## Requirement
Retype each record exactly.

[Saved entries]
= = = = = = =
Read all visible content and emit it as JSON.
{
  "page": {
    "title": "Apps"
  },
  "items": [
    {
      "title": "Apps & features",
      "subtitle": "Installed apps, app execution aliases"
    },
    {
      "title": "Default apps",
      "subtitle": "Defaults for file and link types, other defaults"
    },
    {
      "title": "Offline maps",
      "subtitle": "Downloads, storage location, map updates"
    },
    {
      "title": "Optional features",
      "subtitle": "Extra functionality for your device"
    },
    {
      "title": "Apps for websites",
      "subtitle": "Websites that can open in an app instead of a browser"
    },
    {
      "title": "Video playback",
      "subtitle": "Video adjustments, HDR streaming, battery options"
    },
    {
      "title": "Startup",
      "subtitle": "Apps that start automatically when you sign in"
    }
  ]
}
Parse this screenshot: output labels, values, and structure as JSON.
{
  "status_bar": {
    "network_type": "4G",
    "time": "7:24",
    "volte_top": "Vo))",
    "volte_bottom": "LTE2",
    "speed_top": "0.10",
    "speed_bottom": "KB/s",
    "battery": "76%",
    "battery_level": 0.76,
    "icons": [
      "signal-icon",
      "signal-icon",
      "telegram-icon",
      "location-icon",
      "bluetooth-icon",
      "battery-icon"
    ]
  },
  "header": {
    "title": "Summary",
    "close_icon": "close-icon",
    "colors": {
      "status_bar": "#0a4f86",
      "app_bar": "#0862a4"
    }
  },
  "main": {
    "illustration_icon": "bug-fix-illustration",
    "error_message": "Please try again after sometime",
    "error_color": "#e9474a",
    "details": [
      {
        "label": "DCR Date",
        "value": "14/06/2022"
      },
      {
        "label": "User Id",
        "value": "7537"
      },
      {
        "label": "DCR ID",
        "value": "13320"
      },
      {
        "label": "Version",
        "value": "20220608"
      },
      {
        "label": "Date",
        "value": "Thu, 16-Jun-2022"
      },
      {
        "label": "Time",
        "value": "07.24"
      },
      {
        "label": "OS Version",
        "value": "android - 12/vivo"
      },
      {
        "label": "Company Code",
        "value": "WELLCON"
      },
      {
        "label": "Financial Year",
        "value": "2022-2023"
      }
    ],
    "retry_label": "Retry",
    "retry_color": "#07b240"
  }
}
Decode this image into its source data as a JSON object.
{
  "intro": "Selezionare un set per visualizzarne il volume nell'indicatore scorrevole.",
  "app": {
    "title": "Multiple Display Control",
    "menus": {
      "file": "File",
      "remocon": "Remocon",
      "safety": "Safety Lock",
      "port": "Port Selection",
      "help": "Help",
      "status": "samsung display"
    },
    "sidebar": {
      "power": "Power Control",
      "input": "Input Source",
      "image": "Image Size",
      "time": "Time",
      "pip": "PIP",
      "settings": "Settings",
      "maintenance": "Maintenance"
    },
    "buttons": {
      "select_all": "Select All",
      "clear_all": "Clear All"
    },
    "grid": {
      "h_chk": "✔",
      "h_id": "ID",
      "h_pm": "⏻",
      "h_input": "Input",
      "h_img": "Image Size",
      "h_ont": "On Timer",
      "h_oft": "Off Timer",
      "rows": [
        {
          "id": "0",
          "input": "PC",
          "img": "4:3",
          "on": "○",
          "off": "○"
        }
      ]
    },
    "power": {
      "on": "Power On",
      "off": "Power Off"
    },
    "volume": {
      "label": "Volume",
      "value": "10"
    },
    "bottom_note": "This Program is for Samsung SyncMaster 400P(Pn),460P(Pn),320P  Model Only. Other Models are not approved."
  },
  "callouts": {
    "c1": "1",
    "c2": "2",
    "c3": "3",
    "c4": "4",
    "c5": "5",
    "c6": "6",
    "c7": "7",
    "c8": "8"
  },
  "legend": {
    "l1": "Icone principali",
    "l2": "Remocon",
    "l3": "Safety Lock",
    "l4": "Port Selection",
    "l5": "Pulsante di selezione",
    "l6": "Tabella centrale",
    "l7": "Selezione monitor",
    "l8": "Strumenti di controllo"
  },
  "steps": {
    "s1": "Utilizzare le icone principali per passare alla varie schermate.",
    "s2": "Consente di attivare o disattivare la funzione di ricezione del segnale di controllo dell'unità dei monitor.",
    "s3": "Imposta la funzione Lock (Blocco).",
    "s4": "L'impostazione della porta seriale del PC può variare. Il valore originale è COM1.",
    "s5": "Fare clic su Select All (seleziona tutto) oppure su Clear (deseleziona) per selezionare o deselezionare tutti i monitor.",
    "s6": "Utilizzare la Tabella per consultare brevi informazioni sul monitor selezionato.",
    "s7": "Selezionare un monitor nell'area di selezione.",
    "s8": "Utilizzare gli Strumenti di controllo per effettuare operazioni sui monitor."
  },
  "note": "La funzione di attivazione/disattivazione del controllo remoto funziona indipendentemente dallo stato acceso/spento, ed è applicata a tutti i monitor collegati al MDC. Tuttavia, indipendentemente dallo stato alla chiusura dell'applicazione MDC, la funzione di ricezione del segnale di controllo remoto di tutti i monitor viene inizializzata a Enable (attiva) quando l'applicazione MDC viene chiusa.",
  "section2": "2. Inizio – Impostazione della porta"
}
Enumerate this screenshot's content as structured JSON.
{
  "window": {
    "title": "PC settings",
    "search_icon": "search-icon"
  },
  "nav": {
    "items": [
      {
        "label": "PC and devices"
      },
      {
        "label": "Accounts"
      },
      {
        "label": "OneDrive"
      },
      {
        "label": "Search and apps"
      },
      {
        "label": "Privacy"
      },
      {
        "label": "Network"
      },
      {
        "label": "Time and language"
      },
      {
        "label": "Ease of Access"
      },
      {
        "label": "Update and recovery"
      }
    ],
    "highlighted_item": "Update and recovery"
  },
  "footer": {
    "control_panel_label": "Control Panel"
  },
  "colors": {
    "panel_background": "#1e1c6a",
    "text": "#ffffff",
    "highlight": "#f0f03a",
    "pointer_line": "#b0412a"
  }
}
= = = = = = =
## Answer box
Read all visible content and emit it as JSON.
{
  "page": {
    "title": "Apps"
  },
  "items": [
    {
      "title": "Apps & features",
      "subtitle": "Installed apps, app execution aliases"
    },
    {
      "title": "Default apps",
      "subtitle": "Defaults for file and link types, other defaults"
    },
    {
      "title": "Offline maps",
      "subtitle": "Downloads, storage location, map updates"
    },
    {
      "title": "Optional features",
      "subtitle": "Extra functionality for your device"
    },
    {
      "title": "Apps for websites",
      "subtitle": "Websites that can open in an app instead of a browser"
    },
    {
      "title": "Video playback",
      "subtitle": "Video adjustments, HDR streaming, battery options"
    },
    {
      "title": "Startup",
      "subtitle": "Apps that start automatically when you sign in"
    }
  ]
}
Parse this screenshot: output labels, values, and structure as JSON.
{
  "status_bar": {
    "network_type": "4G",
    "time": "7:24",
    "volte_top": "Vo))",
    "volte_bottom": "LTE2",
    "speed_top": "0.10",
    "speed_bottom": "KB/s",
    "battery": "76%",
    "battery_level": 0.76,
    "icons": [
      "signal-icon",
      "signal-icon",
      "telegram-icon",
      "location-icon",
      "bluetooth-icon",
      "battery-icon"
    ]
  },
  "header": {
    "title": "Summary",
    "close_icon": "close-icon",
    "colors": {
      "status_bar": "#0a4f86",
      "app_bar": "#0862a4"
    }
  },
  "main": {
    "illustration_icon": "bug-fix-illustration",
    "error_message": "Please try again after sometime",
    "error_color": "#e9474a",
    "details": [
      {
        "label": "DCR Date",
        "value": "14/06/2022"
      },
      {
        "label": "User Id",
        "value": "7537"
      },
      {
        "label": "DCR ID",
        "value": "13320"
      },
      {
        "label": "Version",
        "value": "20220608"
      },
      {
        "label": "Date",
        "value": "Thu, 16-Jun-2022"
      },
      {
        "label": "Time",
        "value": "07.24"
      },
      {
        "label": "OS Version",
        "value": "android - 12/vivo"
      },
      {
        "label": "Company Code",
        "value": "WELLCON"
      },
      {
        "label": "Financial Year",
        "value": "2022-2023"
      }
    ],
    "retry_label": "Retry",
    "retry_color": "#07b240"
  }
}
Decode this image into its source data as a JSON object.
{
  "intro": "Selezionare un set per visualizzarne il volume nell'indicatore scorrevole.",
  "app": {
    "title": "Multiple Display Control",
    "menus": {
      "file": "File",
      "remocon": "Remocon",
      "safety": "Safety Lock",
      "port": "Port Selection",
      "help": "Help",
      "status": "samsung display"
    },
    "sidebar": {
      "power": "Power Control",
      "input": "Input Source",
      "image": "Image Size",
      "time": "Time",
      "pip": "PIP",
      "settings": "Settings",
      "maintenance": "Maintenance"
    },
    "buttons": {
      "select_all": "Select All",
      "clear_all": "Clear All"
    },
    "grid": {
      "h_chk": "✔",
      "h_id": "ID",
      "h_pm": "⏻",
      "h_input": "Input",
      "h_img": "Image Size",
      "h_ont": "On Timer",
      "h_oft": "Off Timer",
      "rows": [
        {
          "id": "0",
          "input": "PC",
          "img": "4:3",
          "on": "○",
          "off": "○"
        }
      ]
    },
    "power": {
      "on": "Power On",
      "off": "Power Off"
    },
    "volume": {
      "label": "Volume",
      "value": "10"
    },
    "bottom_note": "This Program is for Samsung SyncMaster 400P(Pn),460P(Pn),320P  Model Only. Other Models are not approved."
  },
  "callouts": {
    "c1": "1",
    "c2": "2",
    "c3": "3",
    "c4": "4",
    "c5": "5",
    "c6": "6",
    "c7": "7",
    "c8": "8"
  },
  "legend": {
    "l1": "Icone principali",
    "l2": "Remocon",
    "l3": "Safety Lock",
    "l4": "Port Selection",
    "l5": "Pulsante di selezione",
    "l6": "Tabella centrale",
    "l7": "Selezione monitor",
    "l8": "Strumenti di controllo"
  },
  "steps": {
    "s1": "Utilizzare le icone principali per passare alla varie schermate.",
    "s2": "Consente di attivare o disattivare la funzione di ricezione del segnale di controllo dell'unità dei monitor.",
    "s3": "Imposta la funzione Lock (Blocco).",
    "s4": "L'impostazione della porta seriale del PC può variare. Il valore originale è COM1.",
    "s5": "Fare clic su Select All (seleziona tutto) oppure su Clear (deseleziona) per selezionare o deselezionare tutti i monitor.",
    "s6": "Utilizzare la Tabella per consultare brevi informazioni sul monitor selezionato.",
    "s7": "Selezionare un monitor nell'area di selezione.",
    "s8": "Utilizzare gli Strumenti di controllo per effettuare operazioni sui monitor."
  },
  "note": "La funzione di attivazione/disattivazione del controllo remoto funziona indipendentemente dallo stato acceso/spento, ed è applicata a tutti i monitor collegati al MDC. Tuttavia, indipendentemente dallo stato alla chiusura dell'applicazione MDC, la funzione di ricezione del segnale di controllo remoto di tutti i monitor viene inizializzata a Enable (attiva) quando l'applicazione MDC viene chiusa.",
  "section2": "2. Inizio – Impostazione della porta"
}
Enumerate this screenshot's content as structured JSON.
{
  "window": {
    "title": "PC settings",
    "search_icon": "search-icon"
  },
  "nav": {
    "items": [
      {
        "label": "PC and devices"
      },
      {
        "label": "Accounts"
      },
      {
        "label": "OneDrive"
      },
      {
        "label": "Search and apps"
      },
      {
        "label": "Privacy"
      },
      {
        "label": "Network"
      },
      {
        "label": "Time and language"
      },
      {
        "label": "Ease of Access"
      },
      {
        "label": "Update and recovery"
      }
    ],
    "highlighted_item": "Update and recovery"
  },
  "footer": {
    "control_panel_label": "Control Panel"
  },
  "colors": {
    "panel_background": "#1e1c6a",
    "text": "#ffffff",
    "highlight": "#f0f03a",
    "pointer_line": "#b0412a"
  }
}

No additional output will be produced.